With some vitamin and mineral deficiencies, a regular serum blood test is enough to detect low levels. Not so with magnesium deficiency! Your body works very hard at keeping the blood levels normal by taking it from your bone, brain, and muscles. The reason being is that only about one percent of your magnesium is circulating in your blood.
The other 99% is located in your bone, muscles, brain and other tissues. Your body looks at these organs as “savings accounts” and will quickly make a withdrawal from them to keep your blood levels normal. So your blood level can look great while the rest of your body has a depleted balance and suffers the effects!
To truly know if you are deficient in magnesium, there are two methods to use. One is to take the correct form of magnesium in the proper dose, which we will discuss later in this article. If your symptoms resolve, you were low in magnesium! That’s a very simple and inexpensive way to find out. Based on many studies, including what I have seen and treated in my 30 plus years of clinical practice, at least 80% of the population is deficient in magnesium. Most of the remaining 20% are probably taking the correct form and dose of magnesium.
For those who want to check their magnesium levels to know exactly where they are, Spectracell.com offers a blood test based on
white blood cell levels. White blood cells are some of the best markers of nutritional deficiencies, as they reflect actual tissue levels.
You can also ask your doctor to order an RBC Magnesium test. This test measures how much magnesium you have in your red blood cells, rather than your blood serum. This is another good way to evaluate tissue levels of magnesium.
How To Raise Your Magnesium Levels
Eat Magnesium-Rich Foods

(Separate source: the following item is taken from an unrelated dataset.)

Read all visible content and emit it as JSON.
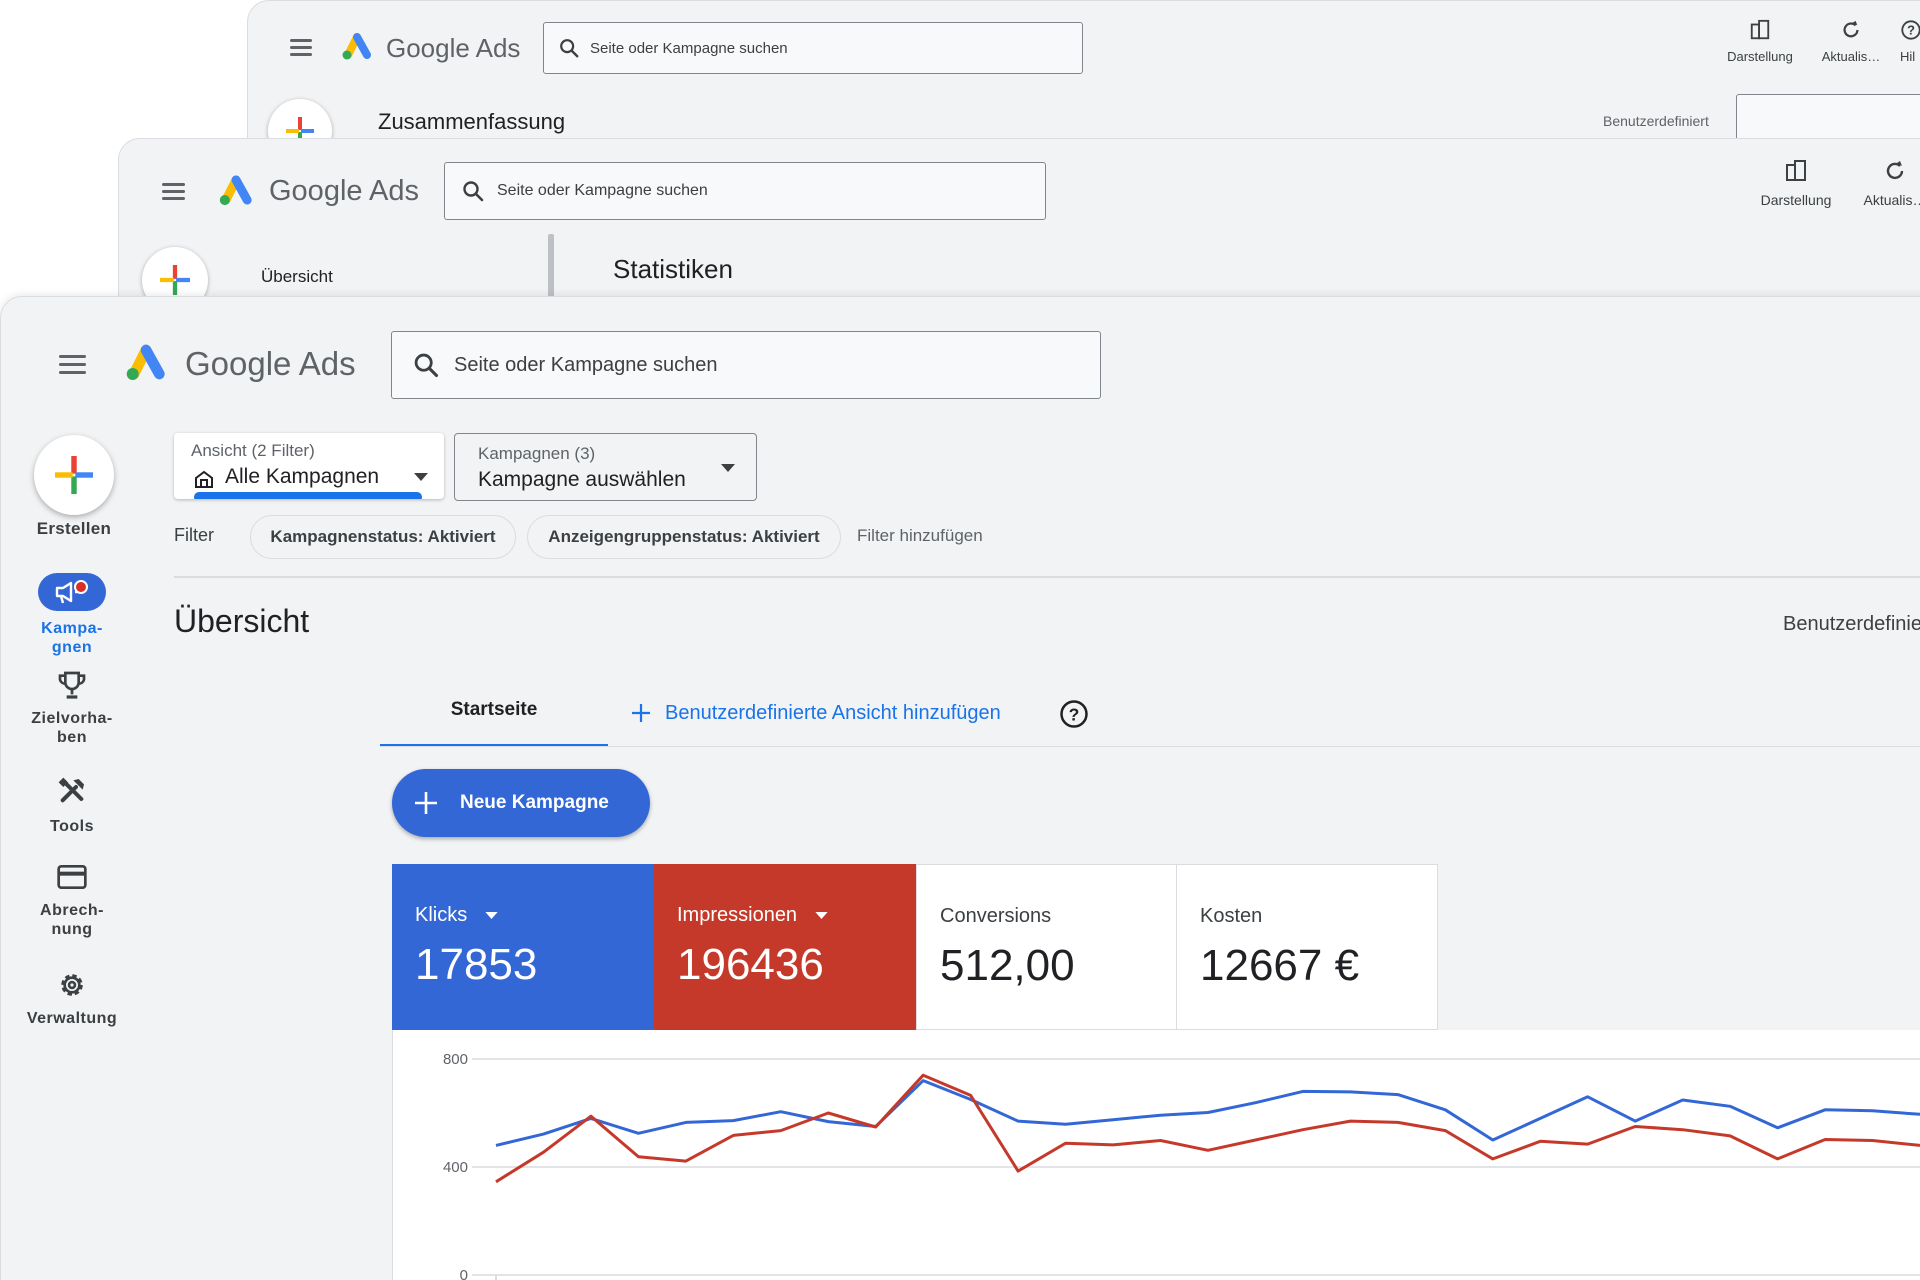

The first step to healing your symptoms and getting more magnesium in your diet is to start eating magnesium-rich foods. Magnesium-rich foods include:
- Black Beans
- Pumpkin Seeds
- Raw and Cooked Green Vegetables
- Rice Bran
- Dried Coriander
- Flax Seed
- Brazil Nuts
- Sunflower Seeds
- Dark Chocolate
Why it’s Difficult to Get Enough Magnesium Through Diet Alone
In an ideal world, you could get all the complete nutrients you need from food alone. Unfortunately, modern soil isn’t as rich in essential vitamins and minerals as it was during your grandparent’s time. This means even if you eat a diet rich in greens, beans, and rice, with a hunk of dark chocolate for dessert, you may still suffer from a vitamin or mineral deficiency. As a result, I recommend magnesium supplementation for the vast majority of my patients….just as I do for my family and myself.
3-in-1 Chelated Magnesium—-Why It’s Superior To Other Forms Of Magnesium
When it comes to supplements, good quality is everything. Resist the temptation to grab conventional multivitamins and minerals from your grocery store shelf to get the magnesium your body craves. There are several forms of magnesium supplements, and most are not well absorbed.
In my opinion, to quickly address a magnesium deficiency, chelated magnesium is the best form due to its superior absorption. Chelated means that the magnesium is bound to an amino acid for better absorption. This is what the human body naturally prefers.
Within the family of chelated magnesium products, there are several forms. I have found the one that gives superior tissue and cellular levels contains a balanced mixture of: 1.) Di-Magnesium Malate, 2.) Magnesium Citrate, and 3.) Magnesium Glycinate. Single magnesium products allow for only one pathway of absorption, rather than three. This product also enables higher tissue levels in less time. For most of my adult patients, I recommend 400-600 MG. daily of Diamond Nutritionals’ Chelated Magnesium. Two twice a day contains 470 MG.
Magnesium deficiency can cause a lot of troubling symptoms. If you’ve been visiting the doctor time and time again and the results are inconclusive and frustrating, try looking at it from another angle. Once you’ve addressed a magnesium mineral deficiency, you should find you sleep better, have more energy, and your mystery symptoms may even begin to disappear.
If you’re suffering, don’t give up! Always understand that getting to the root of the problem, instead of masking it with ineffective medications and treatments, is your best and most empowering way to feel better again.